The rate of malaria-related deaths reduced from 0.6 per cent in 2012 to 0.1 per cent in 2019, showing significant inroads in malaria-related deaths among children.
Malaria-related deaths of all ages also reduced by 2,799 in 2012 to 333 by end of 2019, representing an 88 per cent reduction.
The Deputy Programme Manager of the NMCP, Mr. James Frimpong, who made this known at an Editors’ forum in Accra yesterday, said although malaria incidence was still high, the integrated approach deployed to control it had resulted in remarkable reduction in deaths.
The forum engaged senior journalists and editors who are the gatekeepers in the media space to play up issues of malaria to bring about behavioural change and also trigger the right intervention, investment and outcomes.
The journalists were also introduced to a “Zero Malaria Starts with Me” campaign launched across Africa in 2018 but which is yet to gather momentum.
Recounting some of the success stories of the NMCP, Mr. Frimpong said the deployment of various integrated measures to control the disease as part of the existing five-year malaria control strategic plan had led to an increase in both the ownership and use of insecticide treated mosquito nets (ITNs).

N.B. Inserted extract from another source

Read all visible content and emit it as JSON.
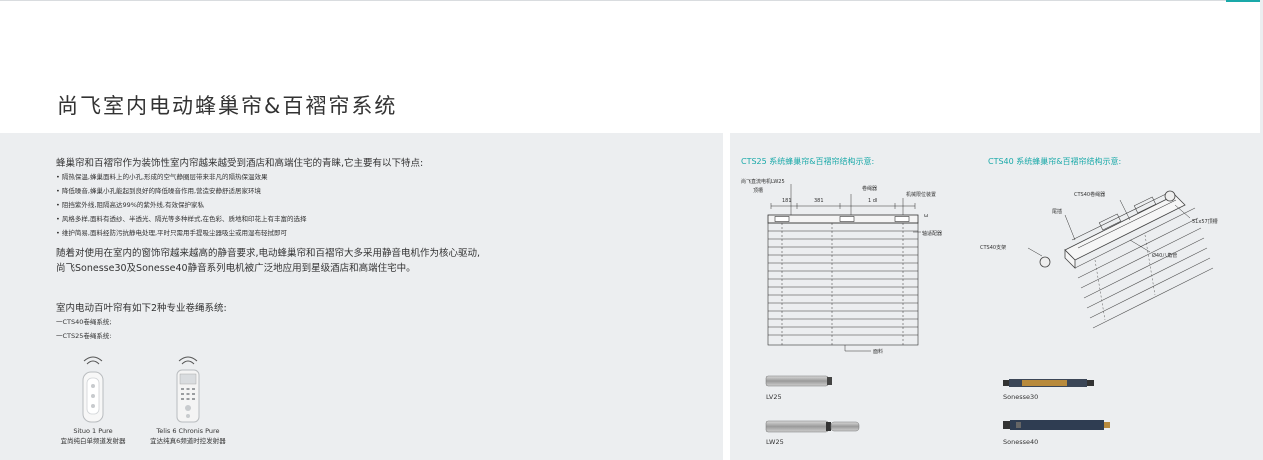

He said the distribution of ITNs to pregnant women attending antenatal clinic had also increased, leading to more pregnant women and children using more treated mosquito nets.
Mr. Frimpong said a new five-year strategic plan, 2021-2025, had been developed to replace the current one which expires in December this year.
It also intends to work towards reduction in all malaria-related deaths by 90 per cent by 2023 and reduction in malaria incidence by half by 2025. Both goals will use 2019 as the baseline.
Read more at https://www.graphic.com.gh/news/general-news/malaria-deaths-in-children-under-five-reduce.html